AB 152 (Fuentes) – creates a tax credit for fresh fruits and vegetables donated by California growers to California food banks; creates the framework for a state emergency food assistance program.

AB 402 (Skinner) – authorizes school districts to work with county social services agencies to develop a fast track from a free or reduced-price school meal program application to a CalFresh program application.

AB 581 (Pérez) – creates the California Healthy Food Financing Initiative to expand access to healthy foods in underserved communities.

AB 959 (Jones) – aligns CalWORKs reporting requirements with CalFresh and Medi-Cal by allowing aid to be reinstated if a report is submitted within 30 days of the due date.

SB 43 (Liu) – removes mandatory employment and training requirements in the CalFresh program when the state or sub-region is federally determined to have a work surplus (high unemployment).

Bills Vetoed by Governor Brown

AB 1182 (Hernández) – would have excluded the value of a vehicle when determining eligibility for the CalWORKs program, a procedure already implemented in the CalFresh program.

For more information about these bills or how you can help take action against hunger, please contact me (Lisa Sherrill) at (925) 676-7543 extension 206 or lsherrill@foodbankccs.org.

The Capitol Goes Orange for Hunger Awareness

Anti-hunger advocates from across the state, Food Bank staff, the offices of Assemblymembers Yamada, Fuentes, Weickowski and Mitchell, and others participated in “The Capitol Goes Orange for Hunger Awareness” day on Wednesday in Sacramento.

The participants wore orange – the official color of hunger awareness – to bring attention to hunger issues across the state and highlight anti-hunger bills currently before the Governor (AB 6, AB 69, AB 152, AB402, AB581, and SB 43). Visit our state advocacy page and learn more about the bills mentioned above and how you can take action.

hunger aciton group

Capitol Goes Orange

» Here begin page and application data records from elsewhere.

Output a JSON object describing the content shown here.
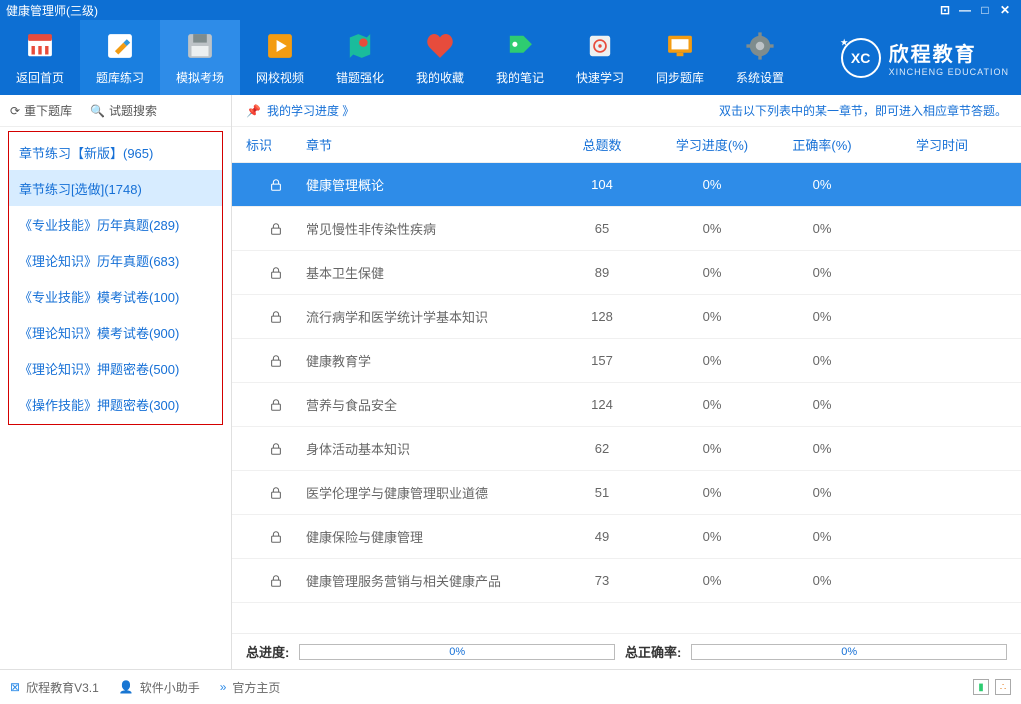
{
  "window": {
    "title": "健康管理师(三级)"
  },
  "toolbar": {
    "items": [
      {
        "label": "返回首页",
        "icon": "home"
      },
      {
        "label": "题库练习",
        "icon": "pencil"
      },
      {
        "label": "模拟考场",
        "icon": "save"
      },
      {
        "label": "网校视频",
        "icon": "play"
      },
      {
        "label": "错题强化",
        "icon": "map"
      },
      {
        "label": "我的收藏",
        "icon": "heart"
      },
      {
        "label": "我的笔记",
        "icon": "tag"
      },
      {
        "label": "快速学习",
        "icon": "safe"
      },
      {
        "label": "同步题库",
        "icon": "screen"
      },
      {
        "label": "系统设置",
        "icon": "gear"
      }
    ],
    "logo": {
      "abbr": "XC",
      "name": "欣程教育",
      "sub": "XINCHENG EDUCATION"
    }
  },
  "sidebar": {
    "reload": "重下题库",
    "search": "试题搜索",
    "items": [
      "章节练习【新版】(965)",
      "章节练习[选做](1748)",
      "《专业技能》历年真题(289)",
      "《理论知识》历年真题(683)",
      "《专业技能》模考试卷(100)",
      "《理论知识》模考试卷(900)",
      "《理论知识》押题密卷(500)",
      "《操作技能》押题密卷(300)"
    ]
  },
  "infobar": {
    "left": "我的学习进度 》",
    "right": "双击以下列表中的某一章节，即可进入相应章节答题。"
  },
  "columns": {
    "mark": "标识",
    "chap": "章节",
    "num": "总题数",
    "prog": "学习进度(%)",
    "acc": "正确率(%)",
    "time": "学习时间"
  },
  "rows": [
    {
      "chap": "健康管理概论",
      "num": "104",
      "prog": "0%",
      "acc": "0%",
      "hl": true
    },
    {
      "chap": "常见慢性非传染性疾病",
      "num": "65",
      "prog": "0%",
      "acc": "0%"
    },
    {
      "chap": "基本卫生保健",
      "num": "89",
      "prog": "0%",
      "acc": "0%"
    },
    {
      "chap": "流行病学和医学统计学基本知识",
      "num": "128",
      "prog": "0%",
      "acc": "0%"
    },
    {
      "chap": "健康教育学",
      "num": "157",
      "prog": "0%",
      "acc": "0%"
    },
    {
      "chap": "营养与食品安全",
      "num": "124",
      "prog": "0%",
      "acc": "0%"
    },
    {
      "chap": "身体活动基本知识",
      "num": "62",
      "prog": "0%",
      "acc": "0%"
    },
    {
      "chap": "医学伦理学与健康管理职业道德",
      "num": "51",
      "prog": "0%",
      "acc": "0%"
    },
    {
      "chap": "健康保险与健康管理",
      "num": "49",
      "prog": "0%",
      "acc": "0%"
    },
    {
      "chap": "健康管理服务营销与相关健康产品",
      "num": "73",
      "prog": "0%",
      "acc": "0%"
    }
  ],
  "progress": {
    "total_label": "总进度:",
    "total_val": "0%",
    "acc_label": "总正确率:",
    "acc_val": "0%"
  },
  "status": {
    "app": "欣程教育V3.1",
    "helper": "软件小助手",
    "home": "官方主页"
  }
}
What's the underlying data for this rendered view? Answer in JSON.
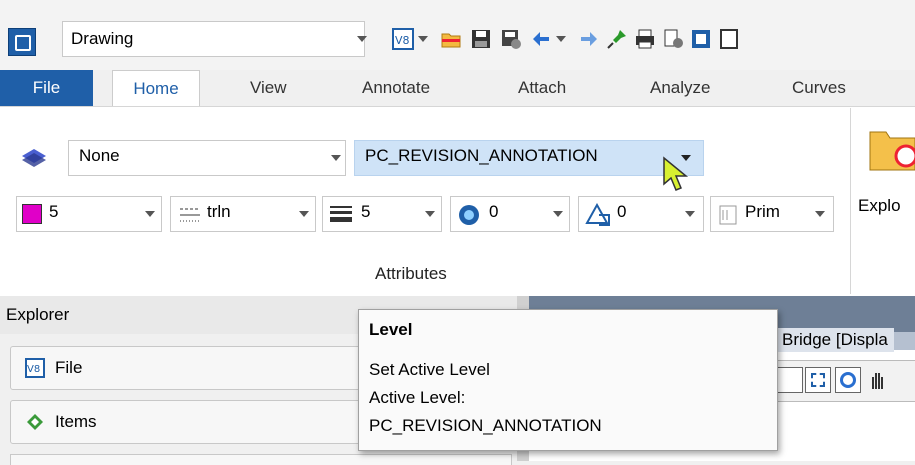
{
  "workspace": {
    "value": "Drawing"
  },
  "tabs": [
    {
      "label": "File"
    },
    {
      "label": "Home"
    },
    {
      "label": "View"
    },
    {
      "label": "Annotate"
    },
    {
      "label": "Attach"
    },
    {
      "label": "Analyze"
    },
    {
      "label": "Curves"
    }
  ],
  "attributes": {
    "level_display_value": "None",
    "active_level_value": "PC_REVISION_ANNOTATION",
    "color_value": "5",
    "linestyle_value": "trln",
    "weight_value": "5",
    "transparency_value": "0",
    "priority_value": "0",
    "class_value": "Prim",
    "group_label": "Attributes"
  },
  "explorer_button_label": "Explo",
  "explorer": {
    "title": "Explorer",
    "items": [
      {
        "label": "File"
      },
      {
        "label": "Items"
      }
    ]
  },
  "view": {
    "title": "Bridge [Displa"
  },
  "tooltip": {
    "title": "Level",
    "line1": "Set Active Level",
    "line2": "Active Level:",
    "line3": "PC_REVISION_ANNOTATION"
  },
  "colors": {
    "accent": "#1f5fa8",
    "highlight": "#cfe3f7",
    "color_swatch": "#e000c8"
  }
}
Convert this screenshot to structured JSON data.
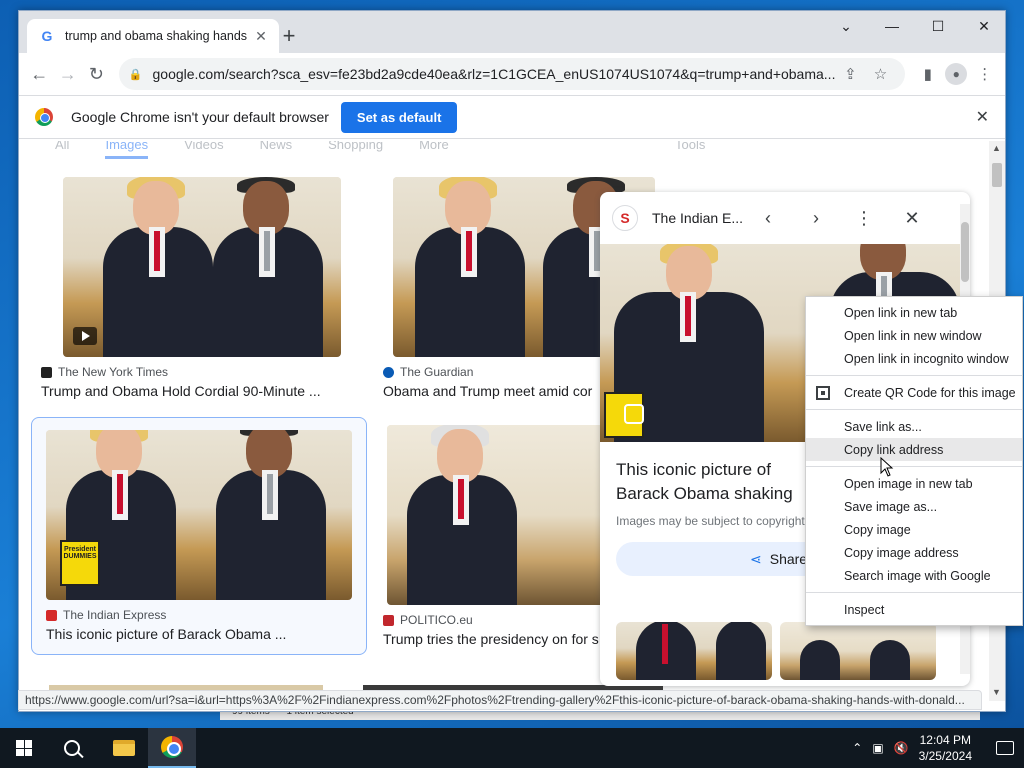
{
  "browser": {
    "tab_title": "trump and obama shaking hands",
    "tab_close": "✕",
    "new_tab": "+",
    "url": "google.com/search?sca_esv=fe23bd2a9cde40ea&rlz=1C1GCEA_enUS1074US1074&q=trump+and+obama...",
    "window_controls": {
      "dropdown": "⌄",
      "minimize": "—",
      "maximize": "☐",
      "close": "✕"
    }
  },
  "infobar": {
    "message": "Google Chrome isn't your default browser",
    "button": "Set as default",
    "close": "✕"
  },
  "search_tabs": {
    "items": [
      "All",
      "Images",
      "Videos",
      "News",
      "Shopping",
      "More"
    ],
    "tools": "Tools"
  },
  "results": [
    {
      "source": "The New York Times",
      "title": "Trump and Obama Hold Cordial 90-Minute ..."
    },
    {
      "source": "The Guardian",
      "title": "Obama and Trump meet amid cor"
    },
    {
      "source": "The Indian Express",
      "title": "This iconic picture of Barack Obama ..."
    },
    {
      "source": "POLITICO.eu",
      "title": "Trump tries the presidency on for s"
    }
  ],
  "book_label": "President DUMMIES",
  "panel": {
    "logo": "S",
    "source": "The Indian E...",
    "title_line1": "This iconic picture of",
    "title_line2": "Barack Obama shaking",
    "copyright": "Images may be subject to copyright.",
    "share": "Share"
  },
  "context_menu": {
    "group1": [
      "Open link in new tab",
      "Open link in new window",
      "Open link in incognito window"
    ],
    "qr": "Create QR Code for this image",
    "group2": [
      "Save link as...",
      "Copy link address"
    ],
    "group3": [
      "Open image in new tab",
      "Save image as...",
      "Copy image",
      "Copy image address",
      "Search image with Google"
    ],
    "inspect": "Inspect"
  },
  "status_url": "https://www.google.com/url?sa=i&url=https%3A%2F%2Findianexpress.com%2Fphotos%2Ftrending-gallery%2Fthis-iconic-picture-of-barack-obama-shaking-hands-with-donald...",
  "behind_window": {
    "items": "99 items",
    "selected": "1 item selected"
  },
  "taskbar": {
    "time": "12:04 PM",
    "date": "3/25/2024"
  }
}
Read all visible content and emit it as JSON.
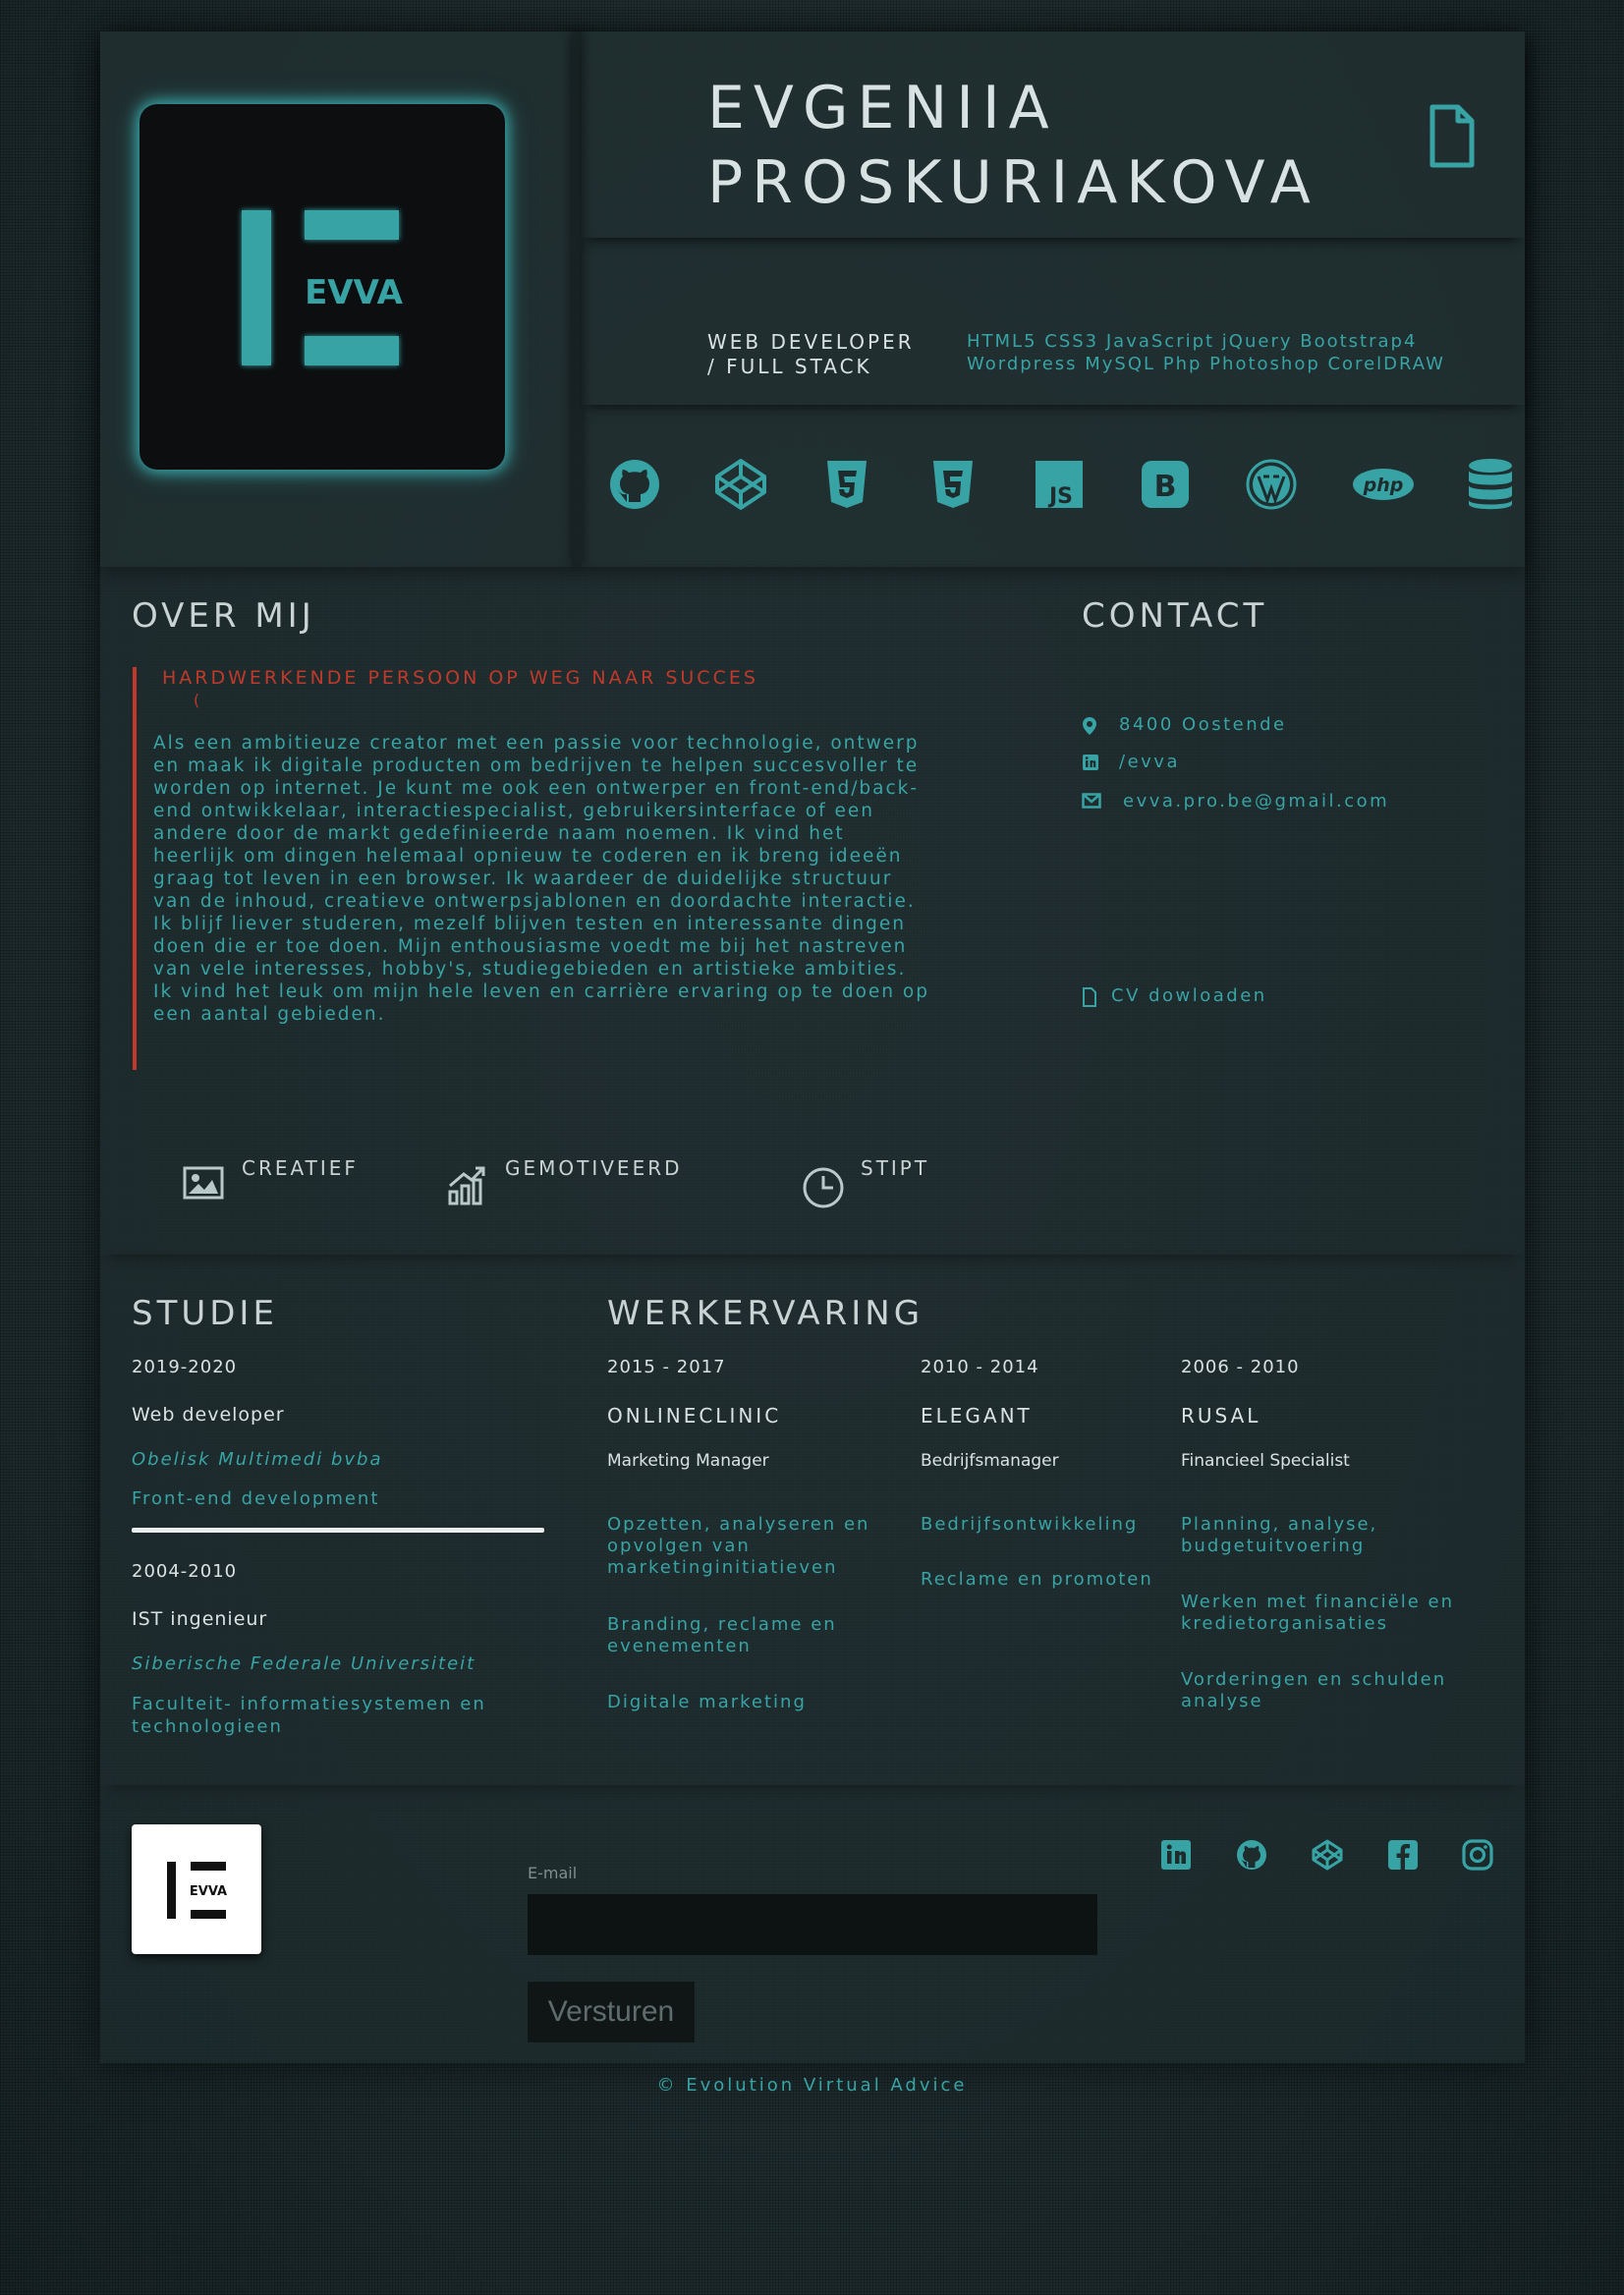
{
  "colors": {
    "accent": "#38a3a5",
    "highlight": "#c0392b",
    "glow": "#40c6c8"
  },
  "header": {
    "name_line1": "EVGENIIA",
    "name_line2": "PROSKURIAKOVA",
    "logo_text": "EVVA",
    "role_line1": "WEB DEVELOPER",
    "role_line2": "/ FULL STACK",
    "skills_line1": "HTML5 CSS3 JavaScript jQuery Bootstrap4",
    "skills_line2": "Wordpress MySQL Php Photoshop CorelDRAW",
    "doc_icon": "file-icon",
    "tech_icons": [
      "github-icon",
      "codepen-icon",
      "html5-icon",
      "css3-icon",
      "js-icon",
      "bootstrap-icon",
      "wordpress-icon",
      "php-icon",
      "database-icon"
    ],
    "php_text": "php",
    "js_text": "JS",
    "bootstrap_text": "B"
  },
  "about": {
    "heading": "OVER MIJ",
    "tagline": "HARDWERKENDE PERSOON OP WEG NAAR SUCCES",
    "tagline_sub": "(",
    "text": "Als een ambitieuze creator met een passie voor technologie, ontwerp en maak ik digitale producten om bedrijven te helpen succesvoller te worden op internet. Je kunt me ook een ontwerper en front-end/back-end ontwikkelaar, interactiespecialist, gebruikersinterface of een andere door de markt gedefinieerde naam noemen. Ik vind het heerlijk om dingen helemaal opnieuw te coderen en ik breng ideeën graag tot leven in een browser. Ik waardeer de duidelijke structuur van de inhoud, creatieve ontwerpsjablonen en doordachte interactie.",
    "text2": "Ik blijf liever studeren, mezelf blijven testen en interessante dingen doen die er toe doen. Mijn enthousiasme voedt me bij het nastreven van vele interesses, hobby's, studiegebieden en artistieke ambities. Ik vind het leuk om mijn hele leven en carrière ervaring op te doen op een aantal gebieden.",
    "traits": [
      "CREATIEF",
      "GEMOTIVEERD",
      "STIPT"
    ]
  },
  "contact": {
    "heading": "CONTACT",
    "location": "8400 Oostende",
    "linkedin": "/evva",
    "email": "evva.pro.be@gmail.com",
    "cv_link": "CV dowloaden"
  },
  "studies": {
    "heading": "STUDIE",
    "items": [
      {
        "date": "2019-2020",
        "title": "Web developer",
        "school": "Obelisk Multimedi bvba",
        "field": "Front-end development"
      },
      {
        "date": "2004-2010",
        "title": "IST ingenieur",
        "school": "Siberische Federale Universiteit",
        "field1": "Faculteit- informatiesystemen en",
        "field2": "technologieen"
      }
    ]
  },
  "work": {
    "heading": "WERKERVARING",
    "jobs": [
      {
        "date": "2015 - 2017",
        "company": "ONLINECLINIC",
        "role": "Marketing Manager",
        "t1a": "Opzetten, analyseren en",
        "t1b": "opvolgen van",
        "t1c": "marketinginitiatieven",
        "t2a": "Branding, reclame en",
        "t2b": "evenementen",
        "t3": "Digitale marketing"
      },
      {
        "date": "2010 - 2014",
        "company": "ELEGANT",
        "role": "Bedrijfsmanager",
        "t1": "Bedrijfsontwikkeling",
        "t2": "Reclame en promoten"
      },
      {
        "date": "2006 - 2010",
        "company": "RUSAL",
        "role": "Financieel Specialist",
        "t1a": "Planning, analyse,",
        "t1b": "budgetuitvoering",
        "t2a": "Werken met financiële en",
        "t2b": "kredietorganisaties",
        "t3a": "Vorderingen en schulden",
        "t3b": "analyse"
      }
    ]
  },
  "footer": {
    "logo_text": "EVVA",
    "email_label": "E-mail",
    "email_value": "",
    "send_label": "Versturen",
    "social": [
      "linkedin-icon",
      "github-icon",
      "codepen-icon",
      "facebook-icon",
      "instagram-icon"
    ],
    "copyright": "© Evolution Virtual Advice"
  }
}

Let’s go orange for Hunger Action Month!  Join anti-hunger advocates from across the state, Food Bank staff, the offices of Assemblymembers Yamada, Fuentes, Beall, Skinner and others to participate in “The Capitol Goes Orange for Hunger Awareness”  day TODAY (Wednesday, September 21st) in Sacramento.  They are asking that staff members wear orange – the official color of hunger awareness – to bring attention to hunger issues across the state and highlight anti-hunger bills currently before the Governor (AB 6, AB 69, AB 152, AB402, AB581, and SB 43).  There will be a Capitol Community photo op at 12:15p.m. on the West Steps of the State Capitol.  We ask that you also please bring a canned food donation with you to the photo-shoot.

Learn more about the bills mentioned above on the California Association of Food Banks website.

capitol orange flyer

California One Step Closer to Eliminating Fingerprint Imaging

Guest post by David Lee, Director of Government Relations & Advocacy for Feeding America: After a lot of legislative activity over the last two weeks, August 31 the California Senate passed an amended version of AB 6, the bill that would remove the fingerprint imaging requirement for CalFresh (the state name for SNAP) applicants and also move the state from a quarterly reporting to semi-annual reporting.

Due to opposition from the County of Los Angeles, the bill was amended to eliminate fingerprint imaging for CalFresh only applicants, but keep the requirement for CalWorks (TANF) and for those who receive both CalFresh and CalWorks.  Since of the entire California nutrition caseload, 78% received CalFresh only and 22% received both CalFresh and CalWorks, this is still a major win in the battle to fully eliminate fingerprint imaging in CalFresh.  More importantly, the bill eliminates federal funding for the state to maintain the system.

After achieving concurrence in the Assembly, the bill will head to the Governor’s desk for his signature.  If signed, California will follow Texas in eliminating fingerprint imaging, leaving only Arizona and New York as the last two states in the union to use it.

To learn more about the Food Bank’s advocacy efforts visit www.foodbankccs.org/advocate.